We have a cottage.
Usually when you say that, people instantly have visions of broad beamed ceilings, two story picture windows, wrap around decks and several bunkies.
Our cottage, bought forty years ago by my father (he left my mother at home; said he was going to “look” at a cottage) is a little more rough and tumble than that. We do not play badminton on the front lawn or take the speedboat for ice cream; we yank out splinters and pray if a step gives way it is beneath family and not visitors.
I remember running breathlessly from room to room as a kid, excited that we had a cottage. I remember claiming a bedroom, complete with a curtain in place of a door. I remember blasting down the steep hill to the lake, my mother’s warnings not to run dropping somewhere behind me in the trees. I remember wondering why the stove was on one side of the large living area, while the fridge was on the other. I remember wondering why there was no kitchen sink. I remember wondering why there was no bathroom.
I remember my mother crying.
My sisters and I weren’t too terrorized by the idea of an outhouse; we painted it neon pink and green, and it would be years before we realized that not only did many people have indoor plumbing, they closed the door when they used it. Our outhouse had two seats, something my father referred to as the Cadillac of outhouses. I’m positive Cadillac, wildly flattered, would have made a commercial about that if they’d known.

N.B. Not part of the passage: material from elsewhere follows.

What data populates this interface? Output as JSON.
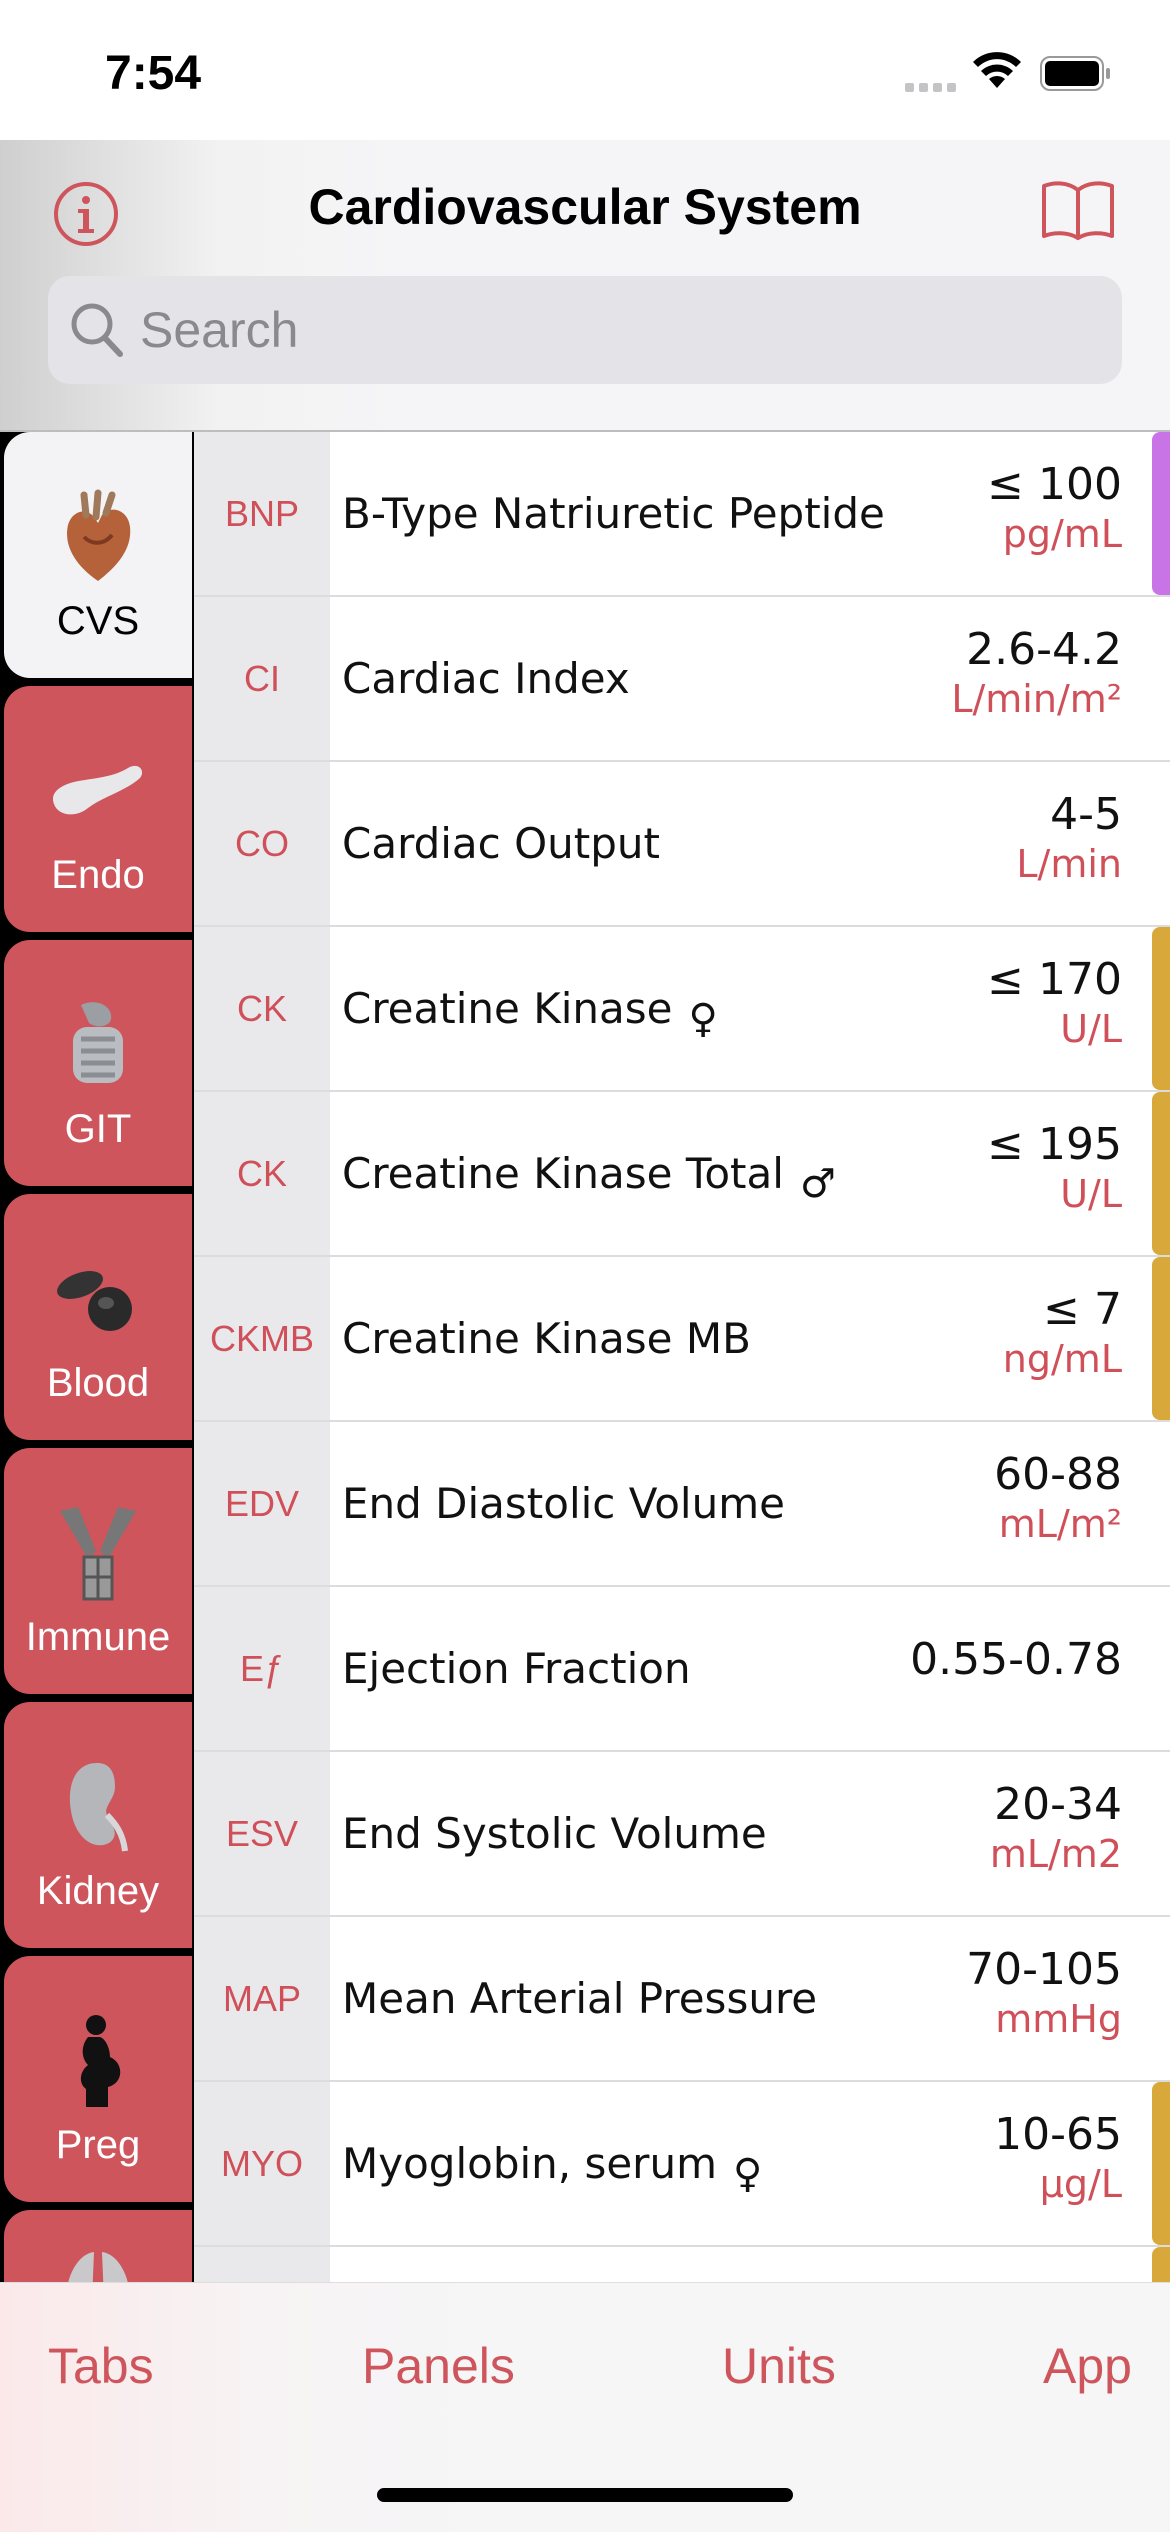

The only time things got a little hard to take was in early spring or late fall, when bulky winter coats replaced shorts and bathing suits. I can only think the Mitten Incident happened our first fall up there, making me 8 years old. There is no way I would have had to learn that lesson twice.
I came into the cottage quietly. My mother, no doubt making stew for dinner from rocks and twigs over an open flame, glanced up.
“I lost my mitten,” I said.
“My double mitten.” There were two kinds of mittens in our house. Those my mother knitted us – which were the majority of them – and store bought ones. My very best store boughts were a pair of orange and brown plaid double mittens; doubt knit and lined, very warm though incredibly ugly.
“Where did you lose it?”
“Down the outhouse,” I whispered. “Don’t tell Dad.”
“Don’t tell me what?”
I probably don’t have to even finish this story. This is a man who reused twist ties until they were just a little wire. This is a man who darned his own socks, bought purple Levis for three dollars, and straightened rusty crooked nails. The grab bar from behind the back seat of our 1966 Rambler is still the hallway towel bar at that cottage.
I remember begging and tears – mine. I remember anger – my Dad’s. I remember my mother, the flag on the tug of war rope, unsure which side would collapse first. She needn’t have worried. Half an hour later, my Dad came into the cottage, my mitten on a stick.
It didn’t matter how many times my mother told me she washed that mitten. My older sister Roz referred to it as my outhouse mitten, usually in front of my friends. She still does. I never wore either one, and eventually they both disappeared.
I also found out my Dad thought my mother had been mad at me losing the expensive mitt, and that he was helping.